> **What the task asks**: The records appear below. Report how many of their lines contain the word "kind", giving the number alone.

> **Records for the task**:
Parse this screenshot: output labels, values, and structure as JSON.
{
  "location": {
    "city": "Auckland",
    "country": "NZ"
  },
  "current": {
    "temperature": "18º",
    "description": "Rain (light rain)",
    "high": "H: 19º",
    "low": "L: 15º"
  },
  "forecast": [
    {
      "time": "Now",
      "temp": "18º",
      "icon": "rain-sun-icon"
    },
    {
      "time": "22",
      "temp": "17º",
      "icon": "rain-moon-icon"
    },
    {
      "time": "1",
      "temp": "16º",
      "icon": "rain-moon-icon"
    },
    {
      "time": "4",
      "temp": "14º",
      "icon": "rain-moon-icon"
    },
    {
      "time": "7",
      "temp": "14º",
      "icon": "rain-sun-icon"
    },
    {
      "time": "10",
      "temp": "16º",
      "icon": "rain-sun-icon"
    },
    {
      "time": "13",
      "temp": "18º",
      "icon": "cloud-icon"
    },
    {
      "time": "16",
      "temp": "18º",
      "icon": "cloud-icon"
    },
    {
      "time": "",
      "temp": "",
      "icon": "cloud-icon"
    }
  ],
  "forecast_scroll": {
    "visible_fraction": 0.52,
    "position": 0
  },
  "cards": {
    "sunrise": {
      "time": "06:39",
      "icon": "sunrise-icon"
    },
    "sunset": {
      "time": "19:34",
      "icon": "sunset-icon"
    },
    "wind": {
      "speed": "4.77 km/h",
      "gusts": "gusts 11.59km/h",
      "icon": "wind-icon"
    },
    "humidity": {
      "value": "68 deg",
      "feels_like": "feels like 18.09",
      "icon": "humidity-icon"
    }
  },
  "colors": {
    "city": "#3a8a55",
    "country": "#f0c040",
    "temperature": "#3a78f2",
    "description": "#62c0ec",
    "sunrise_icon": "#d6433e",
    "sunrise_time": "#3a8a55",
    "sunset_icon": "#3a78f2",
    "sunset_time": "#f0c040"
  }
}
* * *
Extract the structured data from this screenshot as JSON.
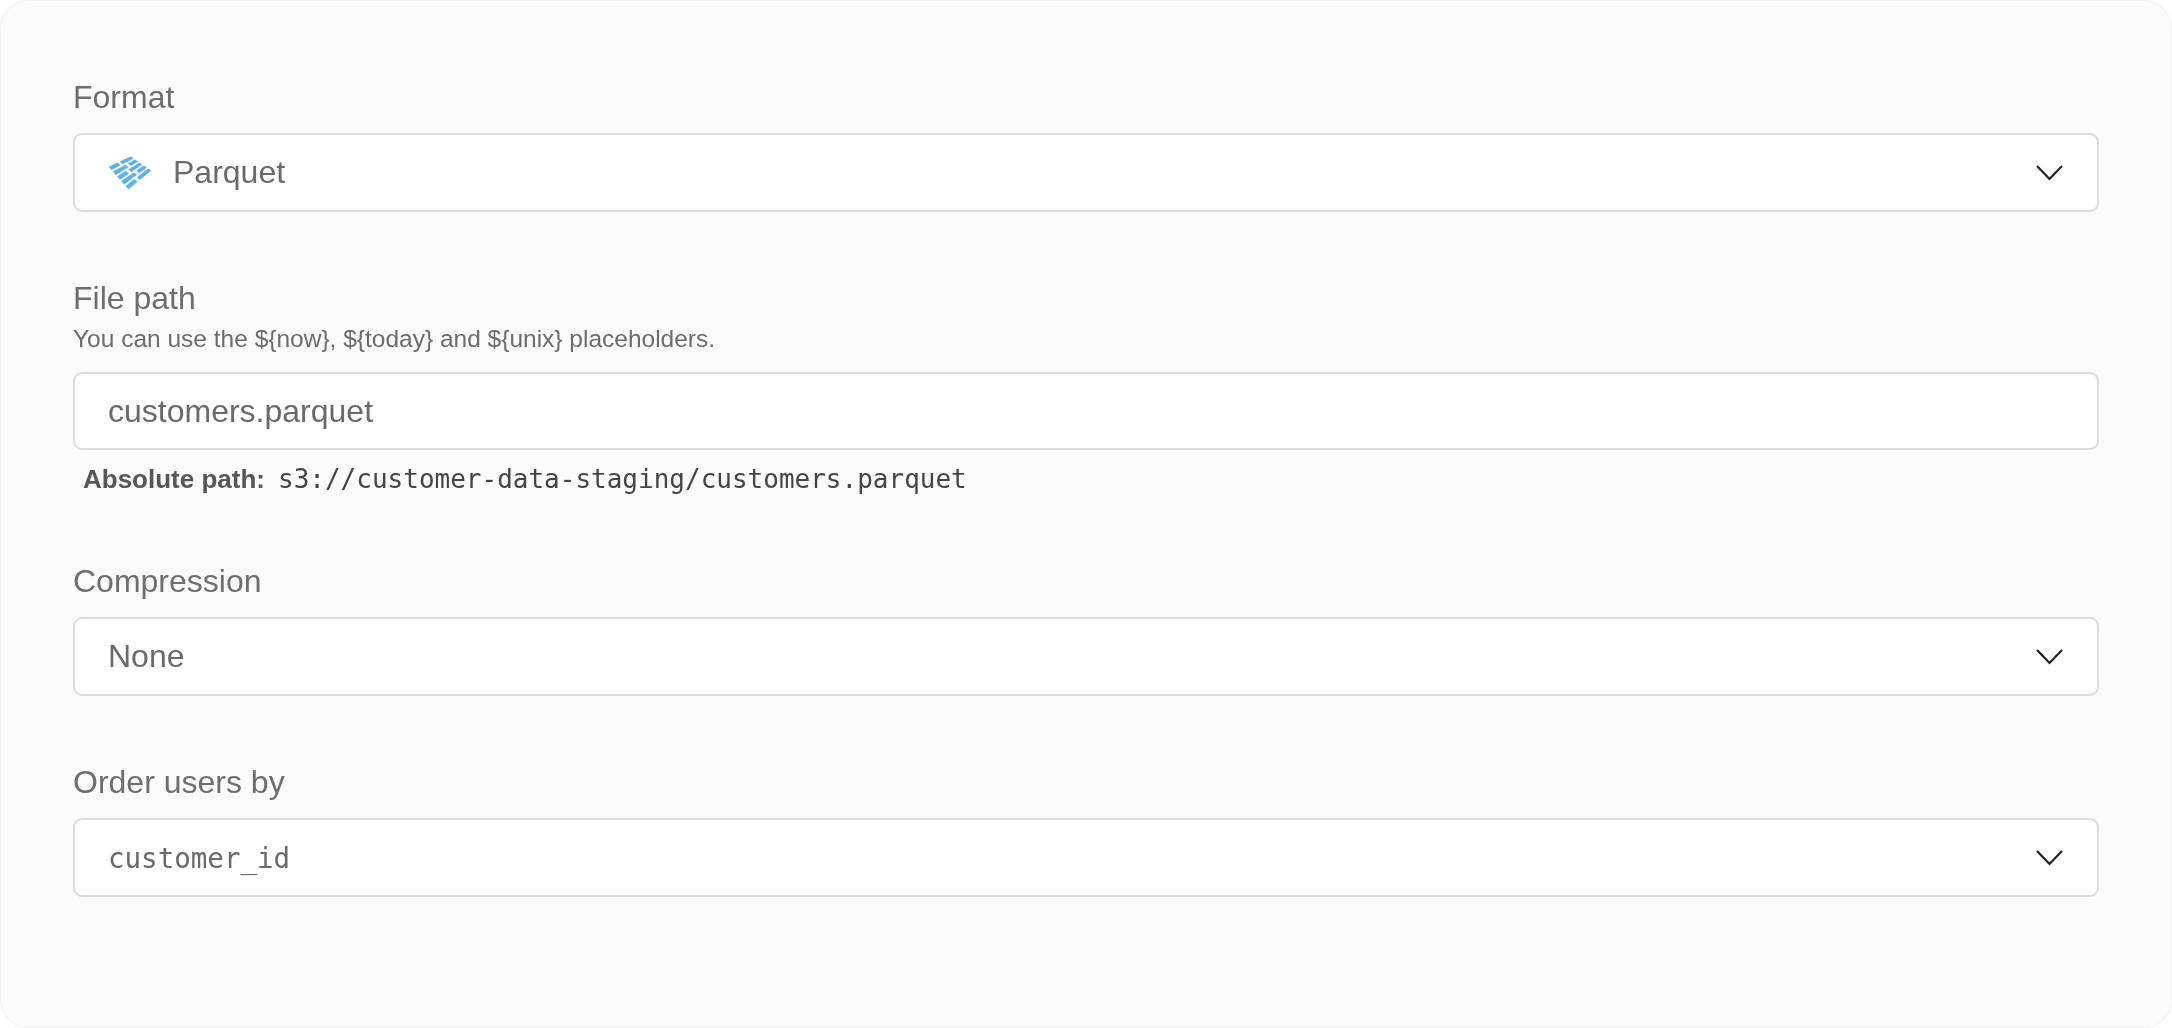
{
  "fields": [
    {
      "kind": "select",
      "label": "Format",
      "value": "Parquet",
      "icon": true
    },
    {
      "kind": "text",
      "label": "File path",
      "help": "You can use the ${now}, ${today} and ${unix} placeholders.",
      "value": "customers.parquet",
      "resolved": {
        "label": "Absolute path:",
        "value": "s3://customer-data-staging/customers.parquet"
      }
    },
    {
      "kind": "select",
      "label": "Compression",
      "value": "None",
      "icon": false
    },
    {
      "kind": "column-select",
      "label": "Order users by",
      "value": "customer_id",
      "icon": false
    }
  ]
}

> **Result of the exercise**: 4